Work request
From the entries below, copy out all lines holding "icon".
----- Working data
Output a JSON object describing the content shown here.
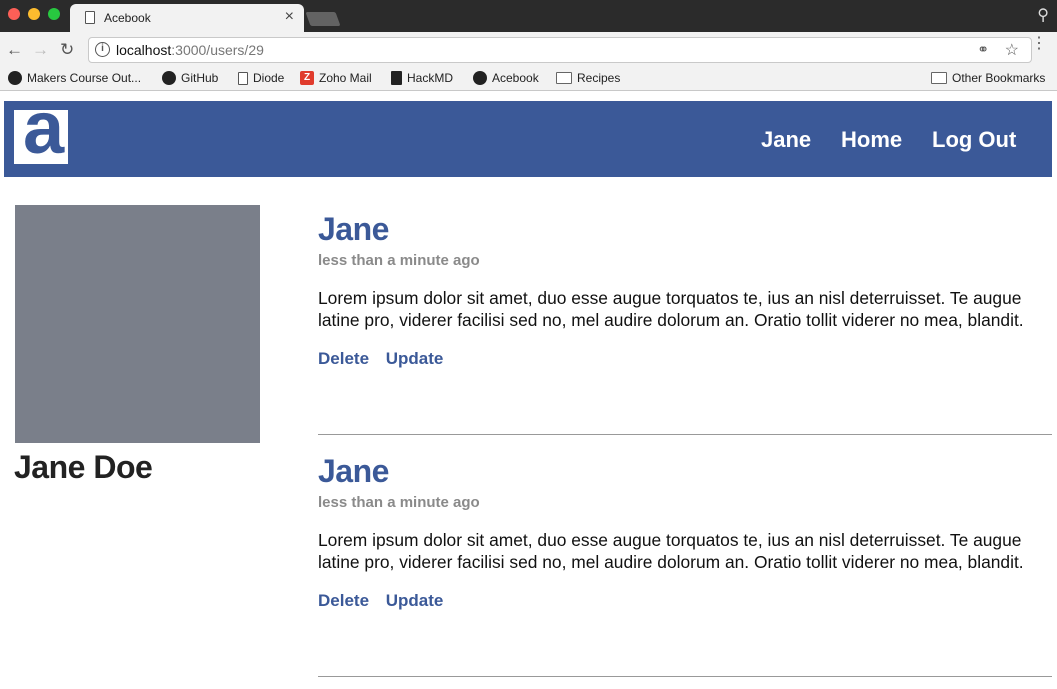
{
  "browser": {
    "tab_title": "Acebook",
    "tab_close": "×",
    "url_host": "localhost",
    "url_path": ":3000/users/29",
    "bookmarks": [
      {
        "label": "Makers Course Out...",
        "icon": "github-icon"
      },
      {
        "label": "GitHub",
        "icon": "github-icon"
      },
      {
        "label": "Diode",
        "icon": "document-icon"
      },
      {
        "label": "Zoho Mail",
        "icon": "zoho-icon"
      },
      {
        "label": "HackMD",
        "icon": "document-filled-icon"
      },
      {
        "label": "Acebook",
        "icon": "github-icon"
      },
      {
        "label": "Recipes",
        "icon": "folder-icon"
      }
    ],
    "other_bookmarks": "Other Bookmarks"
  },
  "header": {
    "logo_letter": "a",
    "nav": [
      "Jane",
      "Home",
      "Log Out"
    ],
    "brand_color": "#3b5998"
  },
  "profile": {
    "name": "Jane Doe"
  },
  "posts": [
    {
      "author": "Jane",
      "time": "less than a minute ago",
      "body": "Lorem ipsum dolor sit amet, duo esse augue torquatos te, ius an nisl deterruisset. Te augue latine pro, viderer facilisi sed no, mel audire dolorum an. Oratio tollit viderer no mea, blandit.",
      "delete_label": "Delete",
      "update_label": "Update"
    },
    {
      "author": "Jane",
      "time": "less than a minute ago",
      "body": "Lorem ipsum dolor sit amet, duo esse augue torquatos te, ius an nisl deterruisset. Te augue latine pro, viderer facilisi sed no, mel audire dolorum an. Oratio tollit viderer no mea, blandit.",
      "delete_label": "Delete",
      "update_label": "Update"
    }
  ]
}
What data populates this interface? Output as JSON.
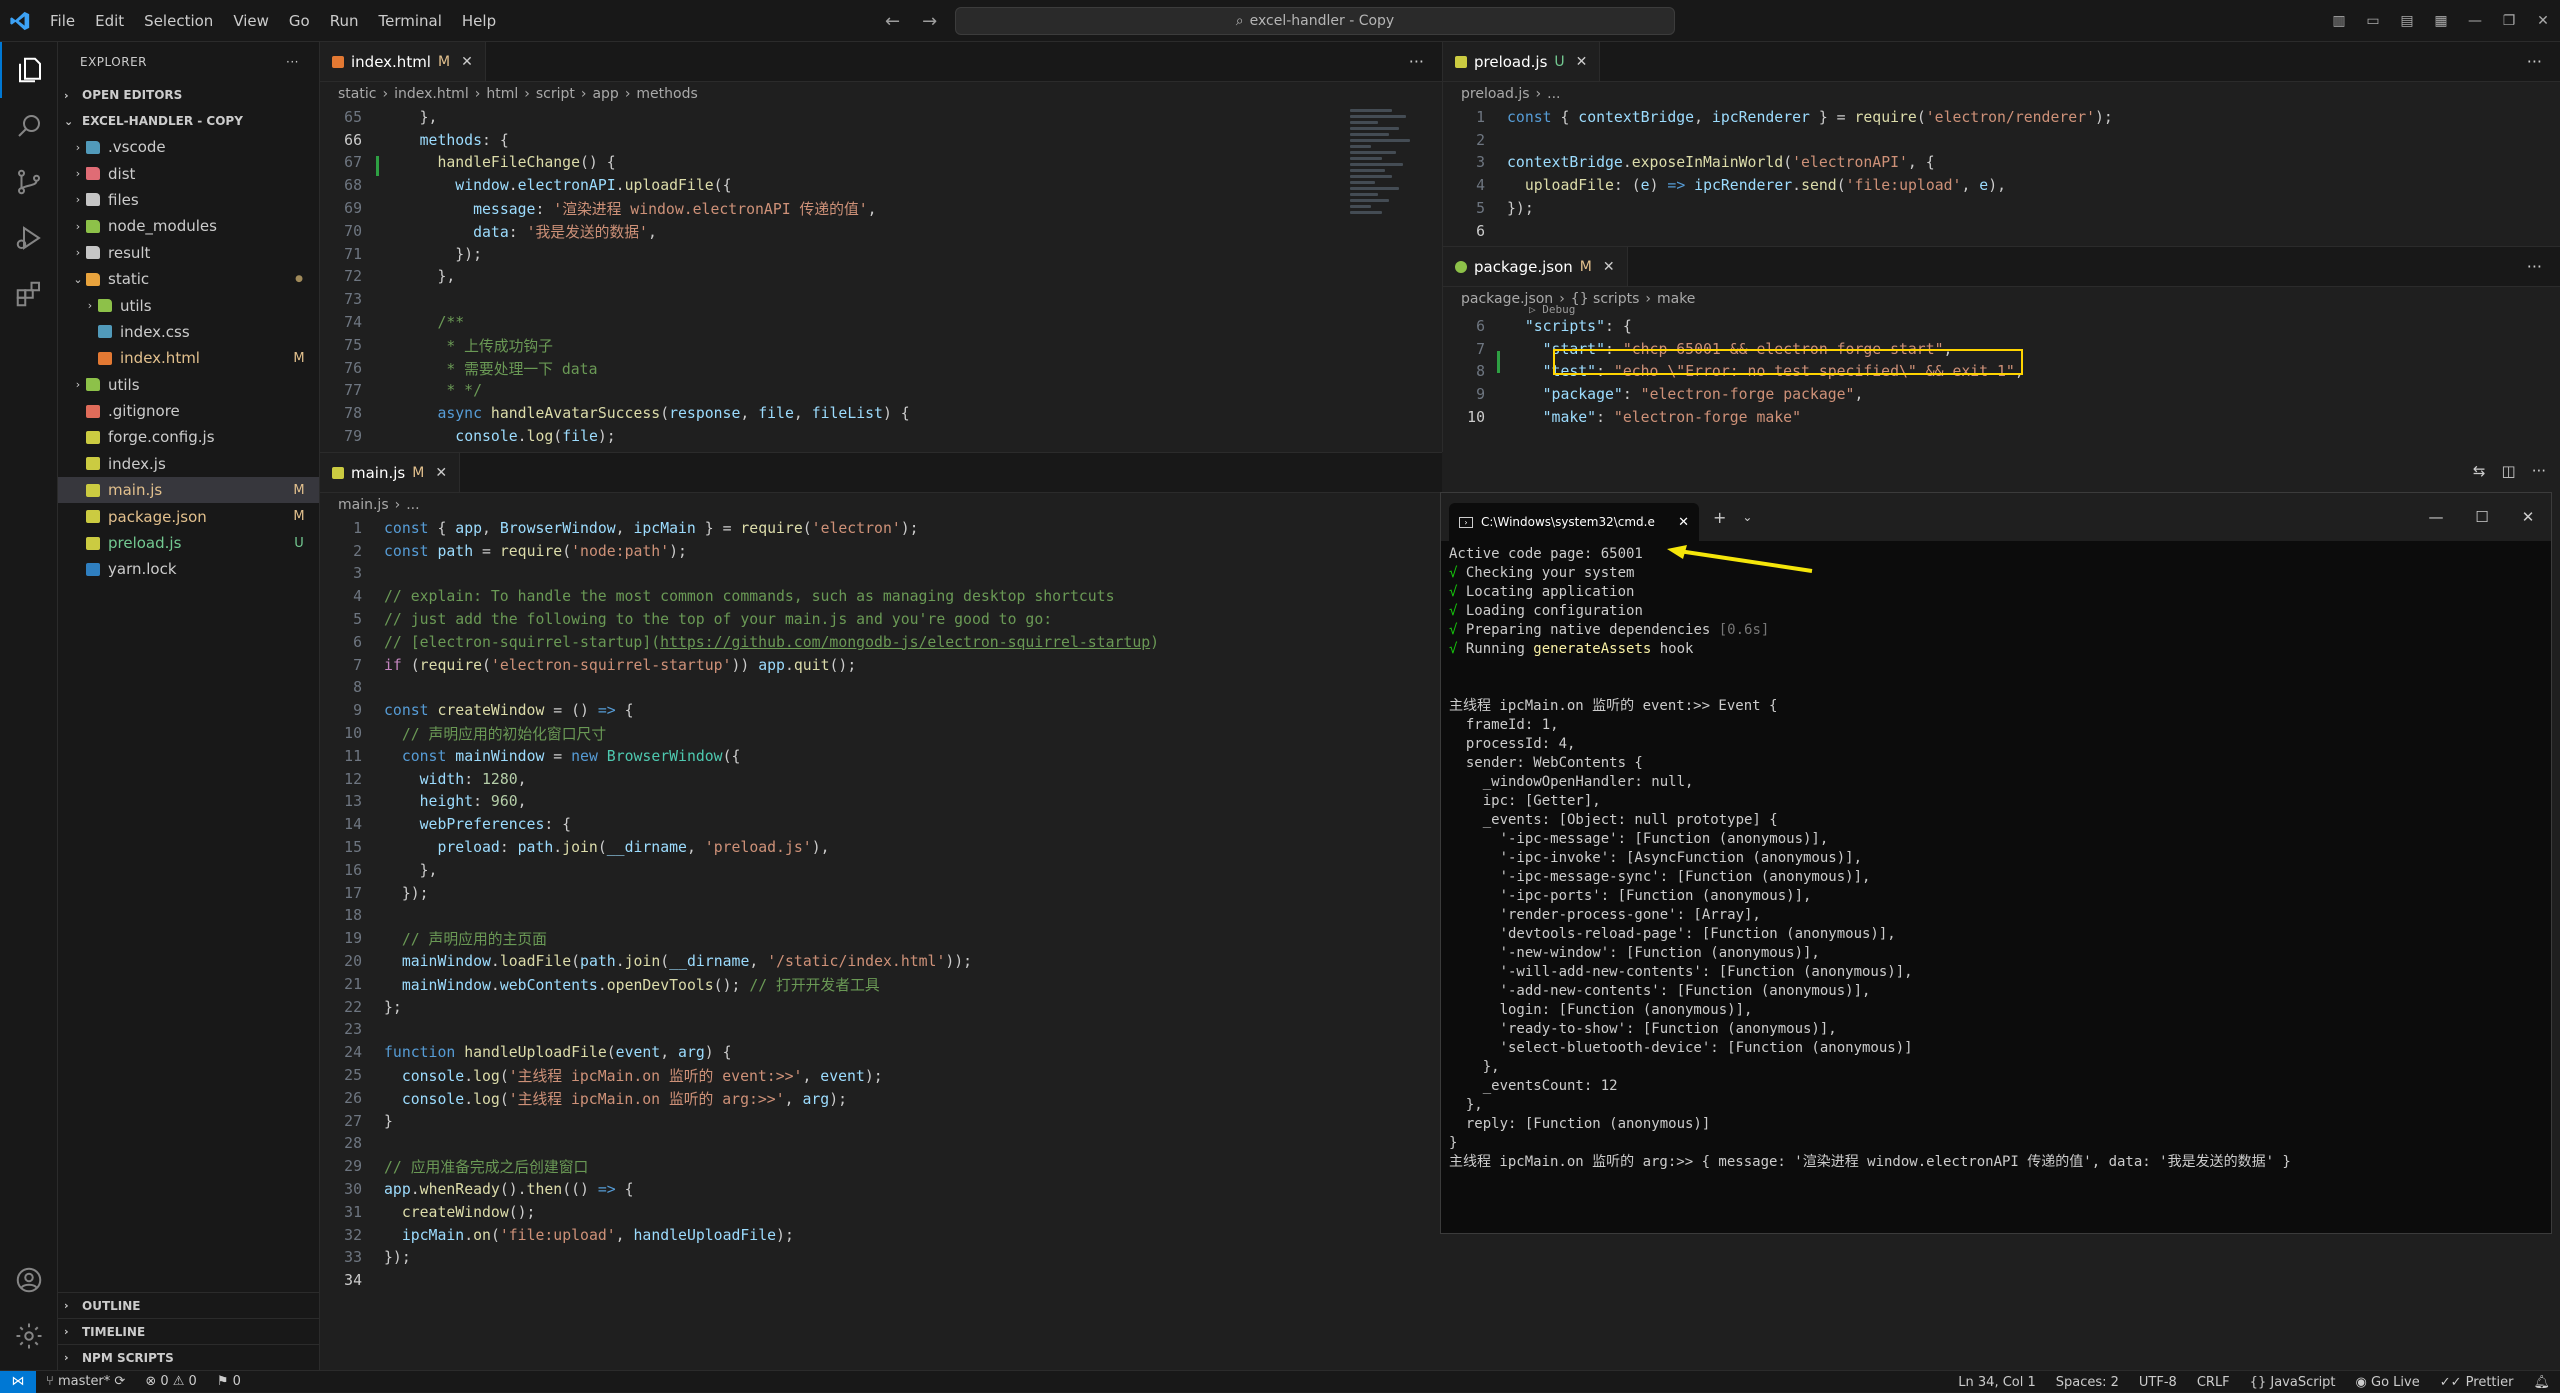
{
  "titlebar": {
    "menu": [
      "File",
      "Edit",
      "Selection",
      "View",
      "Go",
      "Run",
      "Terminal",
      "Help"
    ],
    "search_text": "excel-handler - Copy"
  },
  "explorer": {
    "header": "EXPLORER",
    "open_editors": "OPEN EDITORS",
    "project": "EXCEL-HANDLER - COPY",
    "items": [
      {
        "name": ".vscode",
        "type": "folder",
        "color": "#519aba",
        "badge": "",
        "depth": 0,
        "chev": "›"
      },
      {
        "name": "dist",
        "type": "folder",
        "color": "#e06c75",
        "badge": "",
        "depth": 0,
        "chev": "›"
      },
      {
        "name": "files",
        "type": "folder",
        "color": "#c5c5c5",
        "badge": "",
        "depth": 0,
        "chev": "›"
      },
      {
        "name": "node_modules",
        "type": "folder",
        "color": "#8dc149",
        "badge": "",
        "depth": 0,
        "chev": "›"
      },
      {
        "name": "result",
        "type": "folder",
        "color": "#c5c5c5",
        "badge": "",
        "depth": 0,
        "chev": "›"
      },
      {
        "name": "static",
        "type": "folder",
        "color": "#e8a33d",
        "badge": "●",
        "depth": 0,
        "chev": "⌄"
      },
      {
        "name": "utils",
        "type": "folder",
        "color": "#8dc149",
        "badge": "",
        "depth": 1,
        "chev": "›"
      },
      {
        "name": "index.css",
        "type": "file",
        "color": "#519aba",
        "badge": "",
        "depth": 1,
        "chev": ""
      },
      {
        "name": "index.html",
        "type": "file",
        "color": "#e37933",
        "badge": "M",
        "depth": 1,
        "chev": ""
      },
      {
        "name": "utils",
        "type": "folder",
        "color": "#8dc149",
        "badge": "",
        "depth": 0,
        "chev": "›"
      },
      {
        "name": ".gitignore",
        "type": "file",
        "color": "#e06c5a",
        "badge": "",
        "depth": 0,
        "chev": ""
      },
      {
        "name": "forge.config.js",
        "type": "file",
        "color": "#cbcb41",
        "badge": "",
        "depth": 0,
        "chev": ""
      },
      {
        "name": "index.js",
        "type": "file",
        "color": "#cbcb41",
        "badge": "",
        "depth": 0,
        "chev": ""
      },
      {
        "name": "main.js",
        "type": "file",
        "color": "#cbcb41",
        "badge": "M",
        "depth": 0,
        "chev": ""
      },
      {
        "name": "package.json",
        "type": "file",
        "color": "#cbcb41",
        "badge": "M",
        "depth": 0,
        "chev": ""
      },
      {
        "name": "preload.js",
        "type": "file",
        "color": "#cbcb41",
        "badge": "U",
        "depth": 0,
        "chev": ""
      },
      {
        "name": "yarn.lock",
        "type": "file",
        "color": "#2f7fc0",
        "badge": "",
        "depth": 0,
        "chev": ""
      }
    ],
    "bottom_sections": [
      "OUTLINE",
      "TIMELINE",
      "NPM SCRIPTS"
    ]
  },
  "editors": {
    "index_html": {
      "tab": "index.html",
      "status": "M",
      "breadcrumb": [
        "static",
        "index.html",
        "html",
        "script",
        "app",
        "methods"
      ]
    },
    "preload": {
      "tab": "preload.js",
      "status": "U",
      "breadcrumb": [
        "preload.js",
        "..."
      ]
    },
    "package_json": {
      "tab": "package.json",
      "status": "M",
      "breadcrumb": [
        "package.json",
        "{} scripts",
        "make"
      ],
      "codelens": "▷ Debug"
    },
    "main_js": {
      "tab": "main.js",
      "status": "M",
      "breadcrumb": [
        "main.js",
        "..."
      ]
    }
  },
  "terminal": {
    "tab_title": "C:\\Windows\\system32\\cmd.e",
    "lines": [
      {
        "text": "Active code page: 65001",
        "cls": ""
      },
      {
        "text": "√ Checking your system",
        "cls": "ok"
      },
      {
        "text": "√ Locating application",
        "cls": "ok"
      },
      {
        "text": "√ Loading configuration",
        "cls": "ok"
      },
      {
        "text": "√ Preparing native dependencies [0.6s]",
        "cls": "ok"
      },
      {
        "text": "√ Running generateAssets hook",
        "cls": "ok"
      },
      {
        "text": "",
        "cls": ""
      },
      {
        "text": "",
        "cls": ""
      },
      {
        "text": "主线程 ipcMain.on 监听的 event:>> Event {",
        "cls": ""
      },
      {
        "text": "  frameId: 1,",
        "cls": ""
      },
      {
        "text": "  processId: 4,",
        "cls": ""
      },
      {
        "text": "  sender: WebContents {",
        "cls": ""
      },
      {
        "text": "    _windowOpenHandler: null,",
        "cls": ""
      },
      {
        "text": "    ipc: [Getter],",
        "cls": ""
      },
      {
        "text": "    _events: [Object: null prototype] {",
        "cls": ""
      },
      {
        "text": "      '-ipc-message': [Function (anonymous)],",
        "cls": ""
      },
      {
        "text": "      '-ipc-invoke': [AsyncFunction (anonymous)],",
        "cls": ""
      },
      {
        "text": "      '-ipc-message-sync': [Function (anonymous)],",
        "cls": ""
      },
      {
        "text": "      '-ipc-ports': [Function (anonymous)],",
        "cls": ""
      },
      {
        "text": "      'render-process-gone': [Array],",
        "cls": ""
      },
      {
        "text": "      'devtools-reload-page': [Function (anonymous)],",
        "cls": ""
      },
      {
        "text": "      '-new-window': [Function (anonymous)],",
        "cls": ""
      },
      {
        "text": "      '-will-add-new-contents': [Function (anonymous)],",
        "cls": ""
      },
      {
        "text": "      '-add-new-contents': [Function (anonymous)],",
        "cls": ""
      },
      {
        "text": "      login: [Function (anonymous)],",
        "cls": ""
      },
      {
        "text": "      'ready-to-show': [Function (anonymous)],",
        "cls": ""
      },
      {
        "text": "      'select-bluetooth-device': [Function (anonymous)]",
        "cls": ""
      },
      {
        "text": "    },",
        "cls": ""
      },
      {
        "text": "    _eventsCount: 12",
        "cls": ""
      },
      {
        "text": "  },",
        "cls": ""
      },
      {
        "text": "  reply: [Function (anonymous)]",
        "cls": ""
      },
      {
        "text": "}",
        "cls": ""
      },
      {
        "text": "主线程 ipcMain.on 监听的 arg:>> { message: '渲染进程 window.electronAPI 传递的值', data: '我是发送的数据' }",
        "cls": ""
      }
    ]
  },
  "statusbar": {
    "branch": "master*",
    "errors": "0",
    "warnings": "0",
    "ports": "0",
    "position": "Ln 34, Col 1",
    "spaces": "Spaces: 2",
    "encoding": "UTF-8",
    "eol": "CRLF",
    "language": "JavaScript",
    "golive": "Go Live",
    "prettier": "Prettier"
  },
  "colors": {
    "accent": "#0078d4",
    "highlight_box": "#ffd400",
    "arrow": "#f5e60a"
  }
}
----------
Response area
        "icon": "github-icon"
        "icon": "github-icon"
        "icon": "document-icon"
        "icon": "zoho-icon"
        "icon": "document-filled-icon"
        "icon": "github-icon"
        "icon": "folder-icon"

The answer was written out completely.